With that doll head above is a small plastic Japanese fisherman on his boat. I’ve found another Japanese plastic figure of the same type. They’re very detailed even though plastic, which is why when I’ve seen them cheap, I pick them up.

Spiderbaby is from Toy Story I think. I saw her at a friend’s house and coveted her. Finally found one cheap on eBay a few years later.

This lovely bunny was given to me by the friends who owned the spiderbaby I spied and coveted. It’s made of rusty metal baby doll hands, some kind of composite material, its legs are treebranches (you can’t see that in the photo), and it has little pink doll shoes on its feet.

These aren’t dolls but they’re figurines from occupied Japan (I collect a lot of those, too).

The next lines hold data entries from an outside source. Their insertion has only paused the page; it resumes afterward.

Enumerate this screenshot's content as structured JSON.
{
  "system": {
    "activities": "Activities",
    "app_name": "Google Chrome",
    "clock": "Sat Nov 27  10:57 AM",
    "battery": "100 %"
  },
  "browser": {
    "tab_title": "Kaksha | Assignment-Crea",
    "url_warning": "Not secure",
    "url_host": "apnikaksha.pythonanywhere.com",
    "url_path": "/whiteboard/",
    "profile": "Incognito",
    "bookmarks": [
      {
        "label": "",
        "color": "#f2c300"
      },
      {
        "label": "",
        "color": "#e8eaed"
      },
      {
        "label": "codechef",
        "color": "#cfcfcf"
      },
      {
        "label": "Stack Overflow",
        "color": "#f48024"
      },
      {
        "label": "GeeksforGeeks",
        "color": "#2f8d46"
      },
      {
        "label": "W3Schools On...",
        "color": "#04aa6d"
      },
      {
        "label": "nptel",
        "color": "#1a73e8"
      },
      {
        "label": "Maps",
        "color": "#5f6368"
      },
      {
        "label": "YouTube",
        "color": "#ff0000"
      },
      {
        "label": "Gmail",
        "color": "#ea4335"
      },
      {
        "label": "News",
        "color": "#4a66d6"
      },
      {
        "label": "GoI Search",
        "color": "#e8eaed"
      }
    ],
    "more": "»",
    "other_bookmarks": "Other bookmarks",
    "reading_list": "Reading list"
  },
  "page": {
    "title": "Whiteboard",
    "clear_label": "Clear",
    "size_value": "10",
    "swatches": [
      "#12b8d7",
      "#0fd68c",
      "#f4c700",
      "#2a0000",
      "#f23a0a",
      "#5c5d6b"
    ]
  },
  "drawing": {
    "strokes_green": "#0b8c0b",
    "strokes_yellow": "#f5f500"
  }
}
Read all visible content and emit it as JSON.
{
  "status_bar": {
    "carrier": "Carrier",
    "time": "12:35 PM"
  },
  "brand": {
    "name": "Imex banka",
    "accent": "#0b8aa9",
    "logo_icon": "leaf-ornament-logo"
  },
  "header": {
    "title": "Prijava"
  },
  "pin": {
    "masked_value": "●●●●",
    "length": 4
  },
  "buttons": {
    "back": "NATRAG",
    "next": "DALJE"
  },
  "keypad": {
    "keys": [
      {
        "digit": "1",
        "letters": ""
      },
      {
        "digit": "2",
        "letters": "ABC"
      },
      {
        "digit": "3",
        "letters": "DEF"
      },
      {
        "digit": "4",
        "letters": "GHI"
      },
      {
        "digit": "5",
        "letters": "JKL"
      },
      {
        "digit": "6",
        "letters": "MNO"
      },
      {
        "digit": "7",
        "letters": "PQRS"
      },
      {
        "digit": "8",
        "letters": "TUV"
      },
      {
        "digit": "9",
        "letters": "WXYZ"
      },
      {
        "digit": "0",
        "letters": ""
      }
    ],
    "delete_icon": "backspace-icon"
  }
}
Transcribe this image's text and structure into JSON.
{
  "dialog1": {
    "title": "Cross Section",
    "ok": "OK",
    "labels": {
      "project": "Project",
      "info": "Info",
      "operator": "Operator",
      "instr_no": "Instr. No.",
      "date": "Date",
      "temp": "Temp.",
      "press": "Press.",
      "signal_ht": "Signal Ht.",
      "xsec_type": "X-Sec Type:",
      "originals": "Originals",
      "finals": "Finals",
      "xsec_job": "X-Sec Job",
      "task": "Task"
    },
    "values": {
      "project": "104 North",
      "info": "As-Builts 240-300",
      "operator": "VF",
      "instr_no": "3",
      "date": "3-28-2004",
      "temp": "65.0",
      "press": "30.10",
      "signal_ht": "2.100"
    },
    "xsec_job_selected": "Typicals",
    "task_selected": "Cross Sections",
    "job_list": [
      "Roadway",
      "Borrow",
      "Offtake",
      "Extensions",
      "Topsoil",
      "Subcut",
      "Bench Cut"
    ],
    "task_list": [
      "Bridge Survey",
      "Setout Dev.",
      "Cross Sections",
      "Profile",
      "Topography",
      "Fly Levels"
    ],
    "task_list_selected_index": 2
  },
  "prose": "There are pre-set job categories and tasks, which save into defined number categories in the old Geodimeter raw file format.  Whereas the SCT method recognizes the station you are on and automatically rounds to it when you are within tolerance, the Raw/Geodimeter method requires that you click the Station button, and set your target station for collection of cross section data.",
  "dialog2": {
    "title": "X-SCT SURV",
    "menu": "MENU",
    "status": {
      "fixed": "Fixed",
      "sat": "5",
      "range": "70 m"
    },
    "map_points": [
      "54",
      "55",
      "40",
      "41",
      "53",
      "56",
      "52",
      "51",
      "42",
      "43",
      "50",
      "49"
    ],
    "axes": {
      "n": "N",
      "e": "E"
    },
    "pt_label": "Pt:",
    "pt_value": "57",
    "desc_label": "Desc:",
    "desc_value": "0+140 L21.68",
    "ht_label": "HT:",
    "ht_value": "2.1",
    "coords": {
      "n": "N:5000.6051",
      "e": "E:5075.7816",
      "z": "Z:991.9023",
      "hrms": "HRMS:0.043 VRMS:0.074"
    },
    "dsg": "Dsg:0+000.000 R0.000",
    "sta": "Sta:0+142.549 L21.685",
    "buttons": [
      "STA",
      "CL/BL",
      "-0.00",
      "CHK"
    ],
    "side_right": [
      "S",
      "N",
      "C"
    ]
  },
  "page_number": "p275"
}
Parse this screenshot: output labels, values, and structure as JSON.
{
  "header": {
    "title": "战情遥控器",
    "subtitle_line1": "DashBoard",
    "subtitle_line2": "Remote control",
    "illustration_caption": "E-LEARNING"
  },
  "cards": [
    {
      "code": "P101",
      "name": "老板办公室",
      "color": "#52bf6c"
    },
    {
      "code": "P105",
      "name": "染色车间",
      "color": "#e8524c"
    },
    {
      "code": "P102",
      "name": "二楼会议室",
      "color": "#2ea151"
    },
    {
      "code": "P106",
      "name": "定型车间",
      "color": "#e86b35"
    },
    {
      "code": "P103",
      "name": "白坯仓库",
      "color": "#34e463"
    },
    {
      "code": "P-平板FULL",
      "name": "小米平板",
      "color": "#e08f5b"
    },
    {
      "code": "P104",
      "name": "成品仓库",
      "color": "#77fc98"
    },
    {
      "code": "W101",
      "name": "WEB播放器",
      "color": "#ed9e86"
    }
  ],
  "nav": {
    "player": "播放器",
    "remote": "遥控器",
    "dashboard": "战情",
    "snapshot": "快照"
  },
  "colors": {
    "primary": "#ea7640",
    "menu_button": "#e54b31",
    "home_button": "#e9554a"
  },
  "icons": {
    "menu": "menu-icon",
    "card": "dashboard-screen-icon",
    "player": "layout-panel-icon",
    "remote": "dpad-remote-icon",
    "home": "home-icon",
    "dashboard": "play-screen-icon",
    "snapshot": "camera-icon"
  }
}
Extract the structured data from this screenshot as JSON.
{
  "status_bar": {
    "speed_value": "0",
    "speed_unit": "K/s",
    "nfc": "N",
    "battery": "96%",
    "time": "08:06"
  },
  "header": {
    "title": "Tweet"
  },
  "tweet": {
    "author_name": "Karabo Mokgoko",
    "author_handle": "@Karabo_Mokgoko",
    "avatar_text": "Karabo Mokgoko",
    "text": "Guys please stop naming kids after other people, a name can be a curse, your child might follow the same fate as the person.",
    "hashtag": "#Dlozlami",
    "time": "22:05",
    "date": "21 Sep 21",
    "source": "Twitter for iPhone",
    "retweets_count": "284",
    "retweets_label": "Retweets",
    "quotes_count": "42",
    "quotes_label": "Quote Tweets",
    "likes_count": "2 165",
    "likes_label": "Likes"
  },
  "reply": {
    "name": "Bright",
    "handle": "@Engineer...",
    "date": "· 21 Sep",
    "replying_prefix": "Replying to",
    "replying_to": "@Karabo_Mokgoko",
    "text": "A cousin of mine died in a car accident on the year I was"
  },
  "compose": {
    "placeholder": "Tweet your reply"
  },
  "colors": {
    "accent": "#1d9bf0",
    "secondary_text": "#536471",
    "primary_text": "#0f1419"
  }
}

There are several sets of different animals playing instruments—you can see the monkeys—they’re about an inch high…there are others that are bigger but not as neat…I don’t collect the larger ones. When I see one cheap, I pick it up.

This is from Japan—it’s four heads set into cork--each head is the size of a thumbnail and the entire set is about 4 inches high.

A few of the doll photos are from shop windows or are not my dolls. I just realized it’s time to take some more doll photos—there are some interesting ones I’ve never photographed.

Sherry: You’ve received tons of awards, Ellen. For those who don’t know, describe the awards behind Kewpie.

Ellen: Most of the awards behind the kewpie (how can you not love kewpies? They’re so cute) are my Howards—the World Fantasy award named after and modeled after a caricature of H.P. Lovecraft created by Gahan Wilson. I’ve received 9 World Fantasy Awards for various anthologies I’ve edited and one special award—professional back in the mid-90s. Currently there are 7 on the armoire (where the kewpies are), one on top of a Japanese box on the floor (that I can look at regularly) and one that I’m still waiting for (since early November—it’s coming by camel from Canada! )

Sherry: What is the appeal of heads, of “parts”?

Ellen: I see them as art objects in and of themselves. No special significance.

Sherry: Well, dang! I was holding out for a long, convulted discussion! Of the many stories and novels you’ve read, do you recall any where the treatment of dolls was especially provocative, unusual or fun?

Ellen: Oh sure. There are lots of doll stories—in fact I’m hoping to edit a doll horror anthology at some point. Ramsey Campbell has written some doll stories: “Magic” by William Goldman, about a ventriloquist and his dummy. Richard Matheson’s story “Fetish,” about a fetish doll that comes to life with murderous consequences (made into a section of a movie as part of the Trilogy of Terror years ago).

Sherry: Why do you think some people are attracted to dolls, and others afraid of them?

Ellen: No idea. It’s never occurred to me that people are afraid of dolls. There are some very creepy baby dolls made to look as close to real babies as possible. I guess I find that kind of disturbing. Clowns now… I’m not afraid of them but I loathe them.

Sherry: What is it with you and dolls, do you think?

Ellen: No idea. I don’t think it’s dolls per se at all. A friend said that almost everything in my apartment has a face…he may be right. I mean not everything, but I do have a lot of critters (not just human dolls) with faces. I’ve got animal critters (the lovely chicken lady, the bunny sculpture on my wall, several other weird animal sculptures by my friend Richard). See here and here. And some gorgeous animal masks by his wife, my friend Mikey.

I also have a life mask of Howard Waldrop that I won in a charity auction many years ago, plus this wonderful bronze dodo by Clee Richerson, who also cast the Shrike for Dan Simmons.

But I don’t feel threatened by any of these things—maybe comforted?

Sherry: Yeah, I think I can see why. Finally, why do you think dolls have such enduring appeal? Is there some deep significance to doll collecting?

Ellen: I don’t think I’m your usual doll collector—I’m not into pretty dolls, just interesting ones. I just enjoy weird stuff.